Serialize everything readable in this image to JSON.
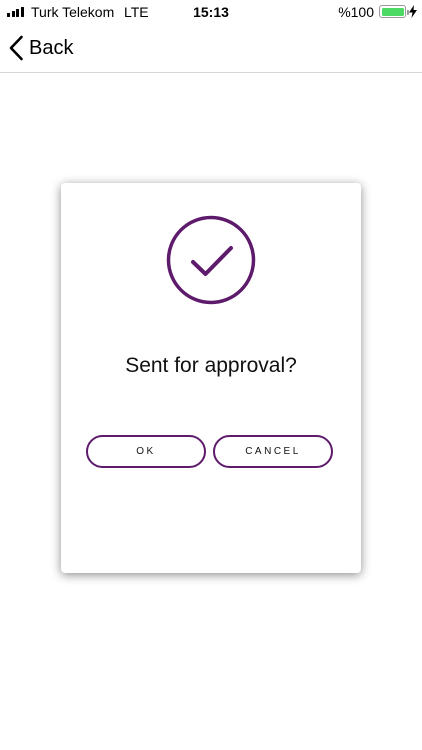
{
  "status_bar": {
    "carrier": "Turk Telekom",
    "network": "LTE",
    "time": "15:13",
    "battery_percent": "%100",
    "battery_level": 1.0,
    "battery_color": "#4cd964",
    "signal_bars": 4
  },
  "nav": {
    "back_label": "Back",
    "back_icon": "chevron-left-icon"
  },
  "dialog": {
    "icon": "checkmark-circle-icon",
    "accent_color": "#5e1a6b",
    "message": "Sent for approval?",
    "ok_label": "OK",
    "cancel_label": "CANCEL"
  }
}
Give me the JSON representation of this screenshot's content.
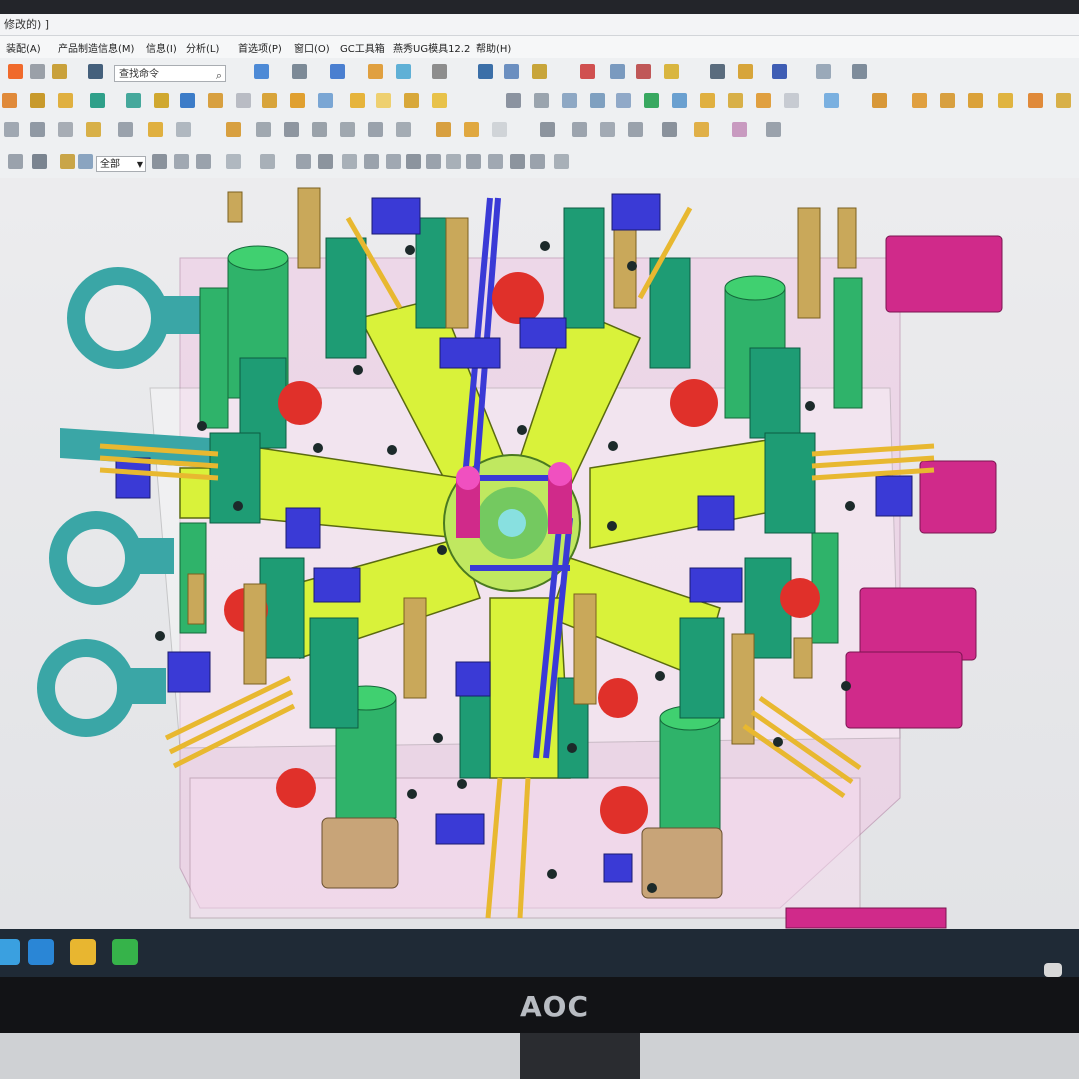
{
  "window": {
    "title": "修改的) ]"
  },
  "menu": [
    "装配(A)",
    "产品制造信息(M)",
    "信息(I)",
    "分析(L)",
    "首选项(P)",
    "窗口(O)",
    "GC工具箱",
    "燕秀UG模具12.2",
    "帮助(H)"
  ],
  "search": {
    "placeholder": "查找命令"
  },
  "filter": {
    "value": "全部"
  },
  "monitor": {
    "brand": "AOC"
  },
  "colors": {
    "accent_yellow": "#d9f23a",
    "mold_pink": "#e8a6d0",
    "green_pillar": "#2fb36a",
    "magenta_cylinder": "#d02a8a",
    "teal_eyebolt": "#3aa6a6",
    "blue_component": "#3a3ad6"
  }
}
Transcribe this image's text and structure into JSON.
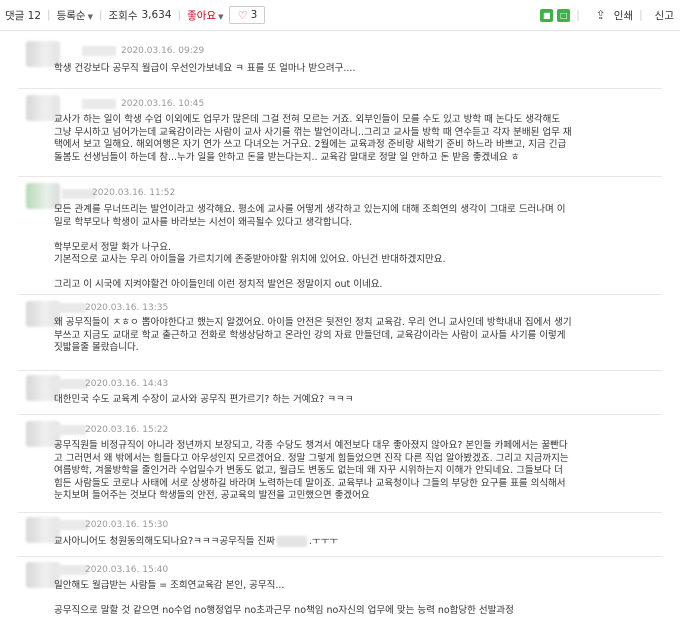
{
  "toolbar": {
    "comment_label": "댓글 12",
    "sort_label": "등록순",
    "views_label": "조회수",
    "views_value": "3,634",
    "like_label": "좋아요",
    "like_count": "3",
    "print_label": "인쇄",
    "report_label": "신고"
  },
  "comments": [
    {
      "date": "2020.03.16. 09:29",
      "lines": [
        "학생 건강보다 공무직 월급이 우선인가보네요 ㅋ 표를 또 얼마나 받으려구...."
      ]
    },
    {
      "date": "2020.03.16. 10:45",
      "lines": [
        "교사가 하는 일이 학생 수업 이외에도 업무가 많은데 그걸 전혀 모르는 거죠. 외부인들이 모를 수도 있고 방학 때 논다도 생각해도",
        "그냥 무시하고 넘어가는데 교육감이라는 사람이 교사 사기를 꺾는 발언이라니..그리고 교사들 방학 때 연수듣고 각자 분배된 업무 재",
        "택에서 보고 일해요. 해외여행은 자기 연가 쓰고 다녀오는 거구요. 2월에는 교육과정 준비랑 새학기 준비 하느라 바쁘고, 지금 긴급",
        "돌봄도 선생님들이 하는데 참...누가 일을 안하고 돈을 받는다는지.. 교육감 말대로 정말 일 안하고 돈 받음 좋겠네요 ㅎ"
      ]
    },
    {
      "date": "2020.03.16. 11:52",
      "lines": [
        "모든 관계를 무너뜨리는 발언이라고 생각해요. 평소에 교사를 어떻게 생각하고 있는지에 대해 조희연의 생각이 그대로 드러나며 이",
        "일로 학부모나 학생이 교사를 바라보는 시선이 왜곡될수 있다고 생각합니다.",
        "",
        "학부모로서 정말 화가 나구요.",
        "기본적으로 교사는 우리 아이들을 가르치기에 존중받아야할 위치에 있어요. 아닌건 반대하겠지만요.",
        "",
        "그리고 이 시국에 지켜야할건 아이들인데 이런 정치적 발언은 정말이지 out 이네요."
      ]
    },
    {
      "date": "2020.03.16. 13:35",
      "lines": [
        "왜 공무직들이 ㅈㅎㅇ 뽑아야한다고 했는지 알겠어요. 아이들 안전은 뒷전인 정치 교육감. 우리 언니 교사인데 방학내내 집에서 생기",
        "부쓰고 지금도 교대로 학교 출근하고 전화로 학생상담하고 온라인 강의 자료 만들던데, 교육감이라는 사람이 교사들 사기를 이렇게",
        "짓밟을줄 몰랐습니다."
      ]
    },
    {
      "date": "2020.03.16. 14:43",
      "lines": [
        "대한민국 수도 교육계 수장이 교사와 공무직 편가르기? 하는 거예요? ㅋㅋㅋ"
      ]
    },
    {
      "date": "2020.03.16. 15:22",
      "lines": [
        "공무직원들 비정규직이 아니라 정년까지 보장되고, 각종 수당도 챙겨서 예전보다 대우 좋아졌지 않아요? 본인들 카페에서는 꿀빤다",
        "고 그러면서 왜 밖에서는 힘들다고 아우성인지 모르겠어요. 정말 그렇게 힘들었으면 진작 다른 직업 알아봤겠죠. 그리고 지금까지는",
        "여름방학, 겨울방학을 줄인거라 수업일수가 변동도 없고, 월급도 변동도 없는데 왜 자꾸 시위하는지 이해가 안되네요. 그들보다 더",
        "힘든 사람들도 코로나 사태에 서로 상생하길 바라며 노력하는데 말이죠. 교육부나 교육청이나 그들의 부당한 요구를 표를 의식해서",
        "눈치보며 들어주는 것보다 학생들의 안전, 공교육의 발전을 고민했으면 좋겠어요"
      ]
    },
    {
      "date": "2020.03.16. 15:30",
      "lines": [
        "교사아니어도 청원동의해도되나요?ㅋㅋㅋ공무직들 진짜",
        ".ㅜㅜㅜ"
      ]
    },
    {
      "date": "2020.03.16. 15:40",
      "lines": [
        "일안해도 월급받는 사람들 = 조희연교육감 본인, 공무직...",
        "",
        "공무직으로 말할 것 같으면 no수업 no행정업무 no초과근무 no책임 no자신의 업무에 맞는 능력 no합당한 선발과정"
      ]
    }
  ]
}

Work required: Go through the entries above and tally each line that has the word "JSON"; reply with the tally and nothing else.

Response below: 3